Contemporary patterns in management and outcomes of critical limb ischemia among United States veterans are unknown.
We used Veterans Health Administration data to identify patients admitted for critical limb ischemia between 2005 and 2014. We examined temporal trends in incidence, management, and outcomes.
A total of 20 938 veterans with critical limb ischemia were hospitalized between 2005 and 2014. Mean age was 67.8 years. Incidence decreased from 0.3 to 0.24 per 1000 persons from 2005 to 2013, < 0.01. During the study period, there was a temporal increase in use of revascularization within 90 days of hospitalization-endovascular (11.2% in 2005 to 18.4% in 2014), surgical (23.8% in 2005 to 26.4% in 2014), and hybrid (6.2% in 2005 to 13.1% in 2014, value for trend < 0.01). Statin prescriptions increased from 47.4% in 2005 to 60.9% in 2014 ( value for trend < 0.01). There was a significant decline in risk-adjusted mortality (11.8% in 2005 to 9.7% in 2014) and major amputation (19.8% in 2005 to 12.9% in 2014; value for trend < 0.01 for both) at 90 days. In adjusted analyses, revascularization was associated with a lower risk of mortality (RR, 0.45 [95% CI, 0.41-0.50]; < 0.001) and major amputation at 90 days (RR, 0.23 [95% CI, 0.21-0.26]; < 0.001). Nearly half of the patients who underwent amputation did not receive an invasive vascular procedure within the preceding 90 days. There was large site-level variation in the use of revascularization (median rate, 41.7% [interquartile range, 12.5%-53.2%]). Differences in patient case-mix explained only 8% of site-level variation in receipt of revascularization.

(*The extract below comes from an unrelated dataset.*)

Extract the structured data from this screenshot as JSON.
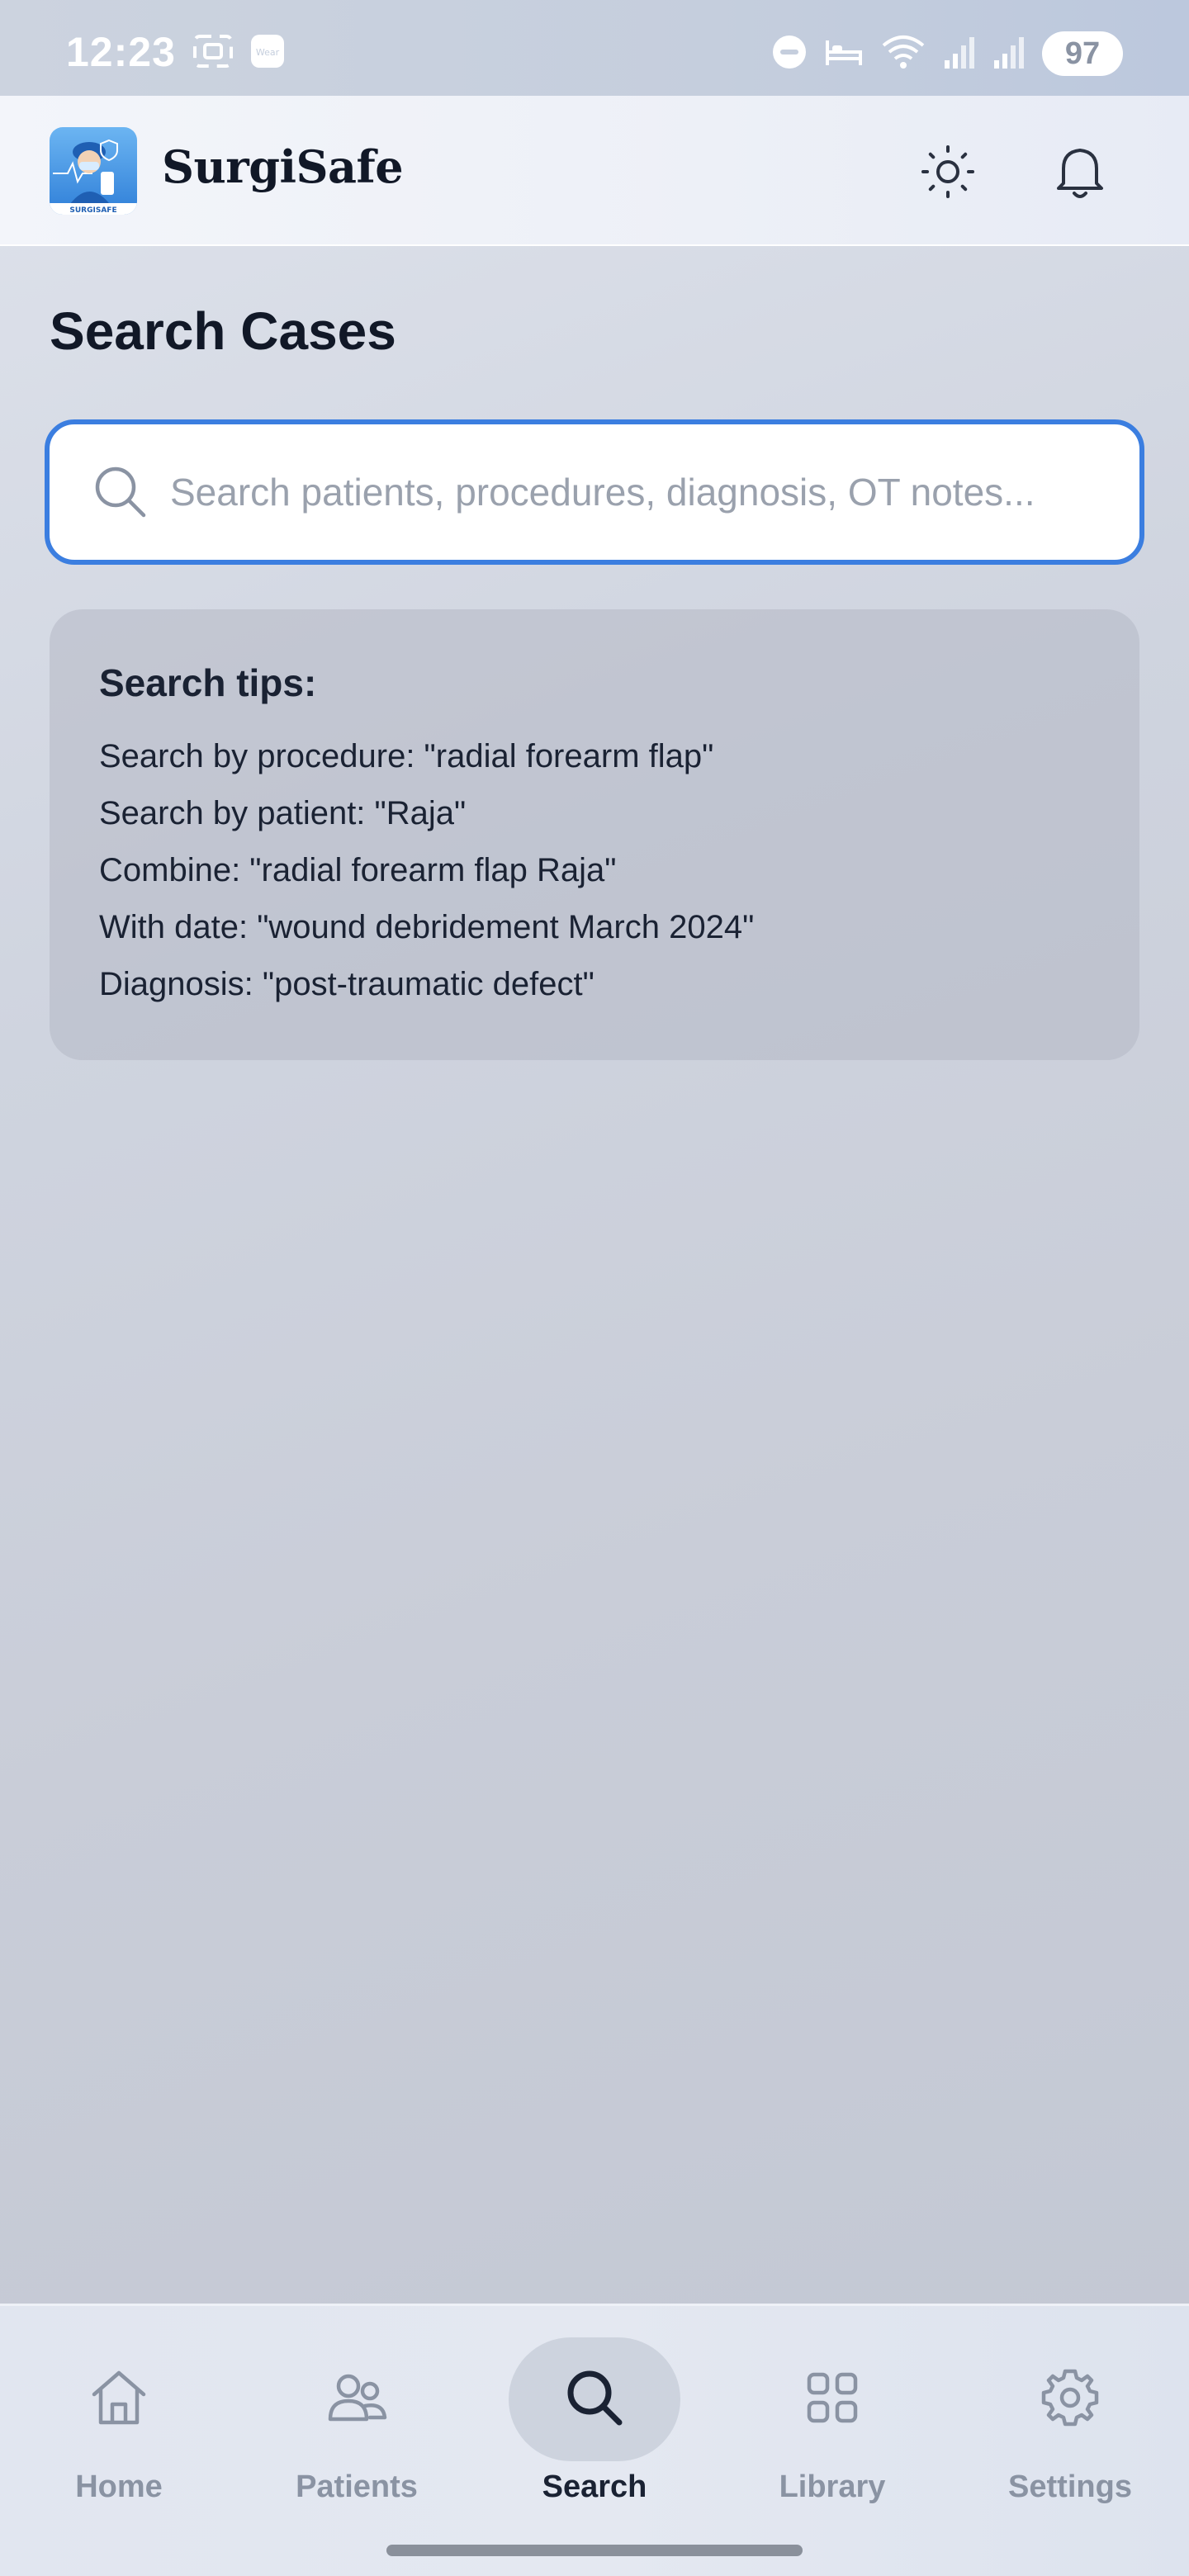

Over the past decade, use of revascularization increased among veterans with critical limb ischemia, which was accompanied by a reduction in mortality and major amputation. However, opportunities to further improve care in this high-risk population still remain.